[Exercise aim] In the entries below, how many lines hold the word "title"? Answer with the number only.

[Exercise input]
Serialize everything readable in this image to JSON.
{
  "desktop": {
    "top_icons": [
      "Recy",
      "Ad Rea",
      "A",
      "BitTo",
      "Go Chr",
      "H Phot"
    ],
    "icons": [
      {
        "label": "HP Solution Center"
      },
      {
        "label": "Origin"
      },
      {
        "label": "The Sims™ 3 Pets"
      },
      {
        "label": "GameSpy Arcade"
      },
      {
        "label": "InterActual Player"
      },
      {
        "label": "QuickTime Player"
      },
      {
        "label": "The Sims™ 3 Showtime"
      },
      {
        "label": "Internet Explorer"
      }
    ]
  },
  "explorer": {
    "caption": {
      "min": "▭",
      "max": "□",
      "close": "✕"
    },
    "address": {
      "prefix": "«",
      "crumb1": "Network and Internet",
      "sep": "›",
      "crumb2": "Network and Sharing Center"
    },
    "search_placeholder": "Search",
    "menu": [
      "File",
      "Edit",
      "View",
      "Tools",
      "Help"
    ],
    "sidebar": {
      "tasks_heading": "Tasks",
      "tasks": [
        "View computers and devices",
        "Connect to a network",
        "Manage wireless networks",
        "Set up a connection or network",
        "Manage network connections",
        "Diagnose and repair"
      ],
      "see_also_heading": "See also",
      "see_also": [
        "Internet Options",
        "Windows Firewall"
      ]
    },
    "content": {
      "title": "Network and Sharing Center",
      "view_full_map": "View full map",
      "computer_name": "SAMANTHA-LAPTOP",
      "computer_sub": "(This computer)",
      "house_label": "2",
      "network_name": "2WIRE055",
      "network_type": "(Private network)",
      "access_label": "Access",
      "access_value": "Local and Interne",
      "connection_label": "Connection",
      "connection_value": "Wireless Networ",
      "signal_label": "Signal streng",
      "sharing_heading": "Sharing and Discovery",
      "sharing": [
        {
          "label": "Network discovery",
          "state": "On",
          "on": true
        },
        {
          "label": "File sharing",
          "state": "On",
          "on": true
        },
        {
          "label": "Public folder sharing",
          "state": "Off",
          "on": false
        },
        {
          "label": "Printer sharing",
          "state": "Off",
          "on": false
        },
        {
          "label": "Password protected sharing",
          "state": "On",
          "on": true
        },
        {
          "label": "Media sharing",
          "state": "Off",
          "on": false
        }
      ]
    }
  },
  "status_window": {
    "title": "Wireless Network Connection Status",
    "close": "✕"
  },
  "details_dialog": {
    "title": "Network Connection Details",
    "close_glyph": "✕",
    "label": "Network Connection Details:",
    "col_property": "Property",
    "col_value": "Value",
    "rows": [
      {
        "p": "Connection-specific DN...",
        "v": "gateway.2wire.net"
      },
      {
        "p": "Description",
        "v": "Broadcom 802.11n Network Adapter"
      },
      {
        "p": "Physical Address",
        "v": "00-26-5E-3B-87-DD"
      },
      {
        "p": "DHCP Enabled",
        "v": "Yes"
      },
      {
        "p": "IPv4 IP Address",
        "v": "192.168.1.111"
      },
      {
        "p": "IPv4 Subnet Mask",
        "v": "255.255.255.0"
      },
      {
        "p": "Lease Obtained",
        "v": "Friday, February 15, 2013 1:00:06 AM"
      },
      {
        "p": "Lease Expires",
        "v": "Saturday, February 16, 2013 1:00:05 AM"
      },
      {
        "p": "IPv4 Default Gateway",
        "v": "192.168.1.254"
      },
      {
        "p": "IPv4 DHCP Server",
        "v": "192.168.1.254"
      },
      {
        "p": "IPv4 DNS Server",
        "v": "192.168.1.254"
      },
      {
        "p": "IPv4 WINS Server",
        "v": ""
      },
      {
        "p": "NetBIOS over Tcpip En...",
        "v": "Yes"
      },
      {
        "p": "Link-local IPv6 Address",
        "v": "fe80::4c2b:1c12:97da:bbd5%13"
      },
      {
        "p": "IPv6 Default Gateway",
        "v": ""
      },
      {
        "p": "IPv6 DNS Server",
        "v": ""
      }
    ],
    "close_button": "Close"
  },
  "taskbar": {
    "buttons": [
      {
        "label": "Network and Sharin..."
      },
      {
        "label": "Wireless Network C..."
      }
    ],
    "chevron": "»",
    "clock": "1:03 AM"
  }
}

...

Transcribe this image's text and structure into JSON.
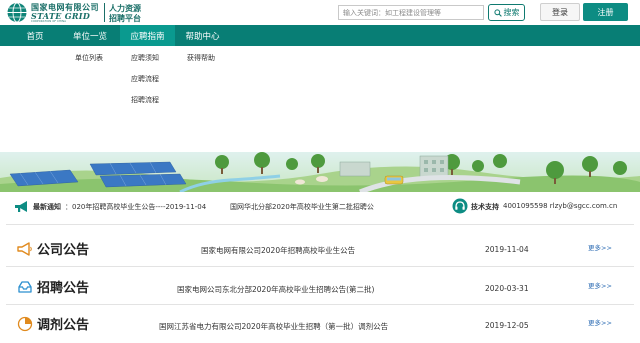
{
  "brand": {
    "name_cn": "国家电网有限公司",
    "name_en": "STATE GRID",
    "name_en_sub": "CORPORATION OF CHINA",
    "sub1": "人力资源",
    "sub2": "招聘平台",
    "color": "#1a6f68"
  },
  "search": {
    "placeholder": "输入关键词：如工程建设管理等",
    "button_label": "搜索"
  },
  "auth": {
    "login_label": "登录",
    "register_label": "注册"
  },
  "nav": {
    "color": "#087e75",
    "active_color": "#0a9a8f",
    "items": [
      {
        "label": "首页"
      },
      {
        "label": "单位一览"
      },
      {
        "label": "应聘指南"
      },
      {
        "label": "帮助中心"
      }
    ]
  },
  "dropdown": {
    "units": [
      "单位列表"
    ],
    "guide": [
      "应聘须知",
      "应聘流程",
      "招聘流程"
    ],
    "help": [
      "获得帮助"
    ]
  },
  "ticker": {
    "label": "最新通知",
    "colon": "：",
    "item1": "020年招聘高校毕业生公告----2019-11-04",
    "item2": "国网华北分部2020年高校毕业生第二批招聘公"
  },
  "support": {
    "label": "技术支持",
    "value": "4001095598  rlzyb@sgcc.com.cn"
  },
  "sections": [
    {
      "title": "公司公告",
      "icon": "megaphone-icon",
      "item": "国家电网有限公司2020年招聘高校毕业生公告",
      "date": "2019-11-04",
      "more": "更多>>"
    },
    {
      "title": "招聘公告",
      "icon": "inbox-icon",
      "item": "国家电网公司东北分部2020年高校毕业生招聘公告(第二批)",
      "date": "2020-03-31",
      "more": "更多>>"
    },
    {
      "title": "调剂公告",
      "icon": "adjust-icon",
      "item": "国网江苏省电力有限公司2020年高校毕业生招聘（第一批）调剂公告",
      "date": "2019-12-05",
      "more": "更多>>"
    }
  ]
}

[Response area] 6